"My road to Germany started in 2002. Then I came to visit my sister, who already lived in Münster. I met one German gentleman and I couldn't say it was heavenly love, but we were good together, he was a secure, loyal man. When the suggestion came to move here, I didn't think much. I raised two daughters in Latvia. I was exhausted and drained at times, working in three jobs to provide us. The daughters had to graduate from school soon, I was dreading that I could afford to send only one to study, because I could not support them financially at the time," Inese said.
Though Inese separated from her German spouse, she continued her life in Münster. Plants had always been her passion, and she had therefore obtained the diploma of a gardener-agronome. Inese is still very proud of this education.
"I've always been very active, always interested in everything new, about fashion trends in my field, new techniques. I am still in contact with colleagues: gardeners, florists; we share experience.
I wanted to open my flower shop in Latvia. And when I moved to Germany, it was perfectly clear to me that I wanted to work only in my field and nowhere else.
It was not difficult, because in Germany the florist is a demanded profession and it is simple to find a job. For the first four years I worked as an employee in a flower company. In the meantime I studied the market, walked around all the Münster floral shops, understood the tastes and demands of local buyers."
In 2007, the moment came when Inese felt ready to open her flower salon. Unfortunately, a few years later, Inese fell severely ill. "That was the reason I closed the shop in 2013 — I didn't know what … was going to happen. Fortunately the health problems have been defeated. With optimism and faith! I was empowered by the idea that I had to keep it all, so that I could leave it to my grandson, so that he could take it over when he was growing up.”
Her grandson, now eight, too has a love and interest for plants and flowers. "The guy has green thumbs already!" said Inese.

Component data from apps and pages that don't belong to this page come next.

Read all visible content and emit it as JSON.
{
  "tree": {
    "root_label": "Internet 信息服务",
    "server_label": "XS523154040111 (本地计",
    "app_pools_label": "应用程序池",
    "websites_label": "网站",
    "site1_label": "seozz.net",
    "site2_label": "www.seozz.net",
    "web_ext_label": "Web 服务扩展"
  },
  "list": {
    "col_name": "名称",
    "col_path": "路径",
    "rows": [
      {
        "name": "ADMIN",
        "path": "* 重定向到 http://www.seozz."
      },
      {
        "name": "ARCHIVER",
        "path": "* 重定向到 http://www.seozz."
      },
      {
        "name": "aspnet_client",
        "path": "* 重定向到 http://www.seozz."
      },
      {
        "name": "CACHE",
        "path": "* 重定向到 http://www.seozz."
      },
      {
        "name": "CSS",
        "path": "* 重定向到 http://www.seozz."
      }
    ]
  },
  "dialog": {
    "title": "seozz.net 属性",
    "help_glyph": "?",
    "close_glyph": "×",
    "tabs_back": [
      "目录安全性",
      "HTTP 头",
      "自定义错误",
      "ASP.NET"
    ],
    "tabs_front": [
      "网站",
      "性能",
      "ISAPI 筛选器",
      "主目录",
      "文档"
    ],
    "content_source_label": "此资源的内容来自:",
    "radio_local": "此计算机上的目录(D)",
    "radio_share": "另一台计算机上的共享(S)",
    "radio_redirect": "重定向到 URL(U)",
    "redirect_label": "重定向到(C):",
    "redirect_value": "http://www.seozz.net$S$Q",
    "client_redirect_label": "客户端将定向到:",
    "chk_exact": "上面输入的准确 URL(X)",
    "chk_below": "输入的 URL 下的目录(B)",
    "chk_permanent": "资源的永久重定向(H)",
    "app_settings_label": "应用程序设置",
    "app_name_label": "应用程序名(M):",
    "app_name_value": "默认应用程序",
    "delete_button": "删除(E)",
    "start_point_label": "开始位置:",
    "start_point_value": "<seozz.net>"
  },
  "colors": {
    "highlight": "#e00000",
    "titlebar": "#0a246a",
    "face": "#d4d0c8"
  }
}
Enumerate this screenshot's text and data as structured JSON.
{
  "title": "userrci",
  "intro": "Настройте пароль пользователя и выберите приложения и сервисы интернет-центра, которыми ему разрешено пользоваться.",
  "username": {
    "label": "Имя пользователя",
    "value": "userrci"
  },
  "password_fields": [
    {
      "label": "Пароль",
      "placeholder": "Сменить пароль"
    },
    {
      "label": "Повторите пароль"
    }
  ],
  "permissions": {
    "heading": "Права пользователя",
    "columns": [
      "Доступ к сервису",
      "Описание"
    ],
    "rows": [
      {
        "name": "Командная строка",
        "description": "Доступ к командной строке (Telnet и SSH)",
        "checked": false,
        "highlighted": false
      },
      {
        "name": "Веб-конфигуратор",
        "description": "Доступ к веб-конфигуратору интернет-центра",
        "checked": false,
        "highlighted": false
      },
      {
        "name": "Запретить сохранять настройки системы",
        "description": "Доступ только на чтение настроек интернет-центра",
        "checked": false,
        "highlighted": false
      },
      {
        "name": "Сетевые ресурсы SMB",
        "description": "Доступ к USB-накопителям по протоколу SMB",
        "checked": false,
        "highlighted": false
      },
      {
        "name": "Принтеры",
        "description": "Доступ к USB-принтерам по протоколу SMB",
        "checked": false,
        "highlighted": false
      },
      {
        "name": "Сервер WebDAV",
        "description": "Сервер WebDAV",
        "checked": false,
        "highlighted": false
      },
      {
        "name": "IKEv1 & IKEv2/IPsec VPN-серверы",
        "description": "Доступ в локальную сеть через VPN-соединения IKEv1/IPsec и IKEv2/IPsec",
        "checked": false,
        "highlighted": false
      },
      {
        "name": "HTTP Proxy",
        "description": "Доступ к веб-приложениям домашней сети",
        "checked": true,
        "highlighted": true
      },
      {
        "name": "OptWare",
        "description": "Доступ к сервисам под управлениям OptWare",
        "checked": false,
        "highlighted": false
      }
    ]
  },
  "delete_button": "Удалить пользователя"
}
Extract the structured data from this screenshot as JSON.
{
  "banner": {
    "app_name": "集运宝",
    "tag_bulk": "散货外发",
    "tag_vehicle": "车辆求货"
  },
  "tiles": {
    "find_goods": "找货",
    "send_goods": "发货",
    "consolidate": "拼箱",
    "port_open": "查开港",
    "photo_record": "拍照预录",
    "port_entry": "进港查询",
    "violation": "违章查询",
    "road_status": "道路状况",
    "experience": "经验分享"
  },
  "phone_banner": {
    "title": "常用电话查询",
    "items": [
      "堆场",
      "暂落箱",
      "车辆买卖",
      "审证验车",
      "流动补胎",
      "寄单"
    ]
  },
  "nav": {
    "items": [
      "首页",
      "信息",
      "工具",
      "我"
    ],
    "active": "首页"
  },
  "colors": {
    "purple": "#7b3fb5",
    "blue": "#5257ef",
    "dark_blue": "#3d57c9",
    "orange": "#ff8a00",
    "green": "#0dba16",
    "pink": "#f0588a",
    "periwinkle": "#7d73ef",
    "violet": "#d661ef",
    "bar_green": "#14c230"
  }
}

Once the disease had been conquered, Inese turned to flowers again, this time opening a small workshop called “Blumen Freiberga.” Basic orders are a supply of bouquets of flowers to petrol stations The bouquets of Inese's workshop are popular and demanded because each is composed individually, with love and attention.
“The time we spend on bouquets can't be paid … But I've started it! I've brought in my clients, too.
We place a lot of emphasis on the fact that flowers are fresh and retain their beauty for the maximum length of time. Customers know my style, if I change something, it is immediately noticed," Inese said.
Many customers who have purchased her bouquets ask the petrol stations where they came from, because they are especially different. Then he orders special bouquets directly for himself.
Inese says that there are nearly no advertisements - she relies on word-of-mouth.
Many customers have remained loyal. There are people who come in passing because, although it is not a large salon, its doors always kindly open, the flowers are ready and everyone can buy or order.
“I take any order, never say no. There was such a case: there was a small hotel next to my workshop, Vietnamese were staying there. They came to me a few minutes before I closed, needing twenty bouquets of flowers until the next morning at seven! I sat and composed at night, at seven o'clock the bouquets were ready!"
The florist says that the Germans have a different taste: "We have our favorite colors, in Germany, there are different ones. When I just started working, the master said – you make very beautiful bouquets, invest a lot of work and attention, but I would like its colors a little different.
The biggest difference, I think, is in the choice of materials, even when it comes to greenery. They also like more exotic greens, eucalyptus, rosemary. The Germans accept everything! Even and odd numbers are not so important for Germans. Foreigners like something else again, there was a great deal of English coming to me, and I knew they liked the bouquet to be large.
In Latvia, people mostly know exactly what they want and what they never want. There are very few customers of this kind, relying mostly on florist tastes. It should be noted that the German gentlemen have very good taste, they know at once what they want, what the lady likes.
I don't remember the names for all of my clients, but I do remember their taste!"
There are also permanent customers among Latvians. The florist says that there is no time to engage vigorously in the Latvian diaspora's public developments (Münster has a large Latvian center), but the events of November 18 are always present.
Inese talks with sincerity of the many surprises that permanent customers tend to bring, for example, leaving for Latvia on vacation and sending cards with the words: Welcome from your home country! We're here and we love it! Birthday greetings are also received, but after the hard surgery, some of the permanent buyers have even come to visit Inese at the hospital with gifts.
There is no plan to go back to Latvia, because the daughters, sister, grandchildren, everybody is in Münster. Though in Pope is the house she inherited from her mother, where Inese has planted this and that while visiting, as she dreams of creating a private botanical garden: "I don't know if I can finish … I'm not so young and strong. And, you see, there's a need for someone who looks after it all. In the meantime, I am building my other dream, “potted garden”. I live in an apartment, but we have an inner courtyard here, three small apartment buildings together. Then I'm there, everything growing in pots, and my neighbors are glad. Old ladies come, say I've got the seeds from these roses here, can you sow them!"
Inese cannot be without flowers – she always has flowers in vases at home. She particularly likes white flowers. And winter and sea.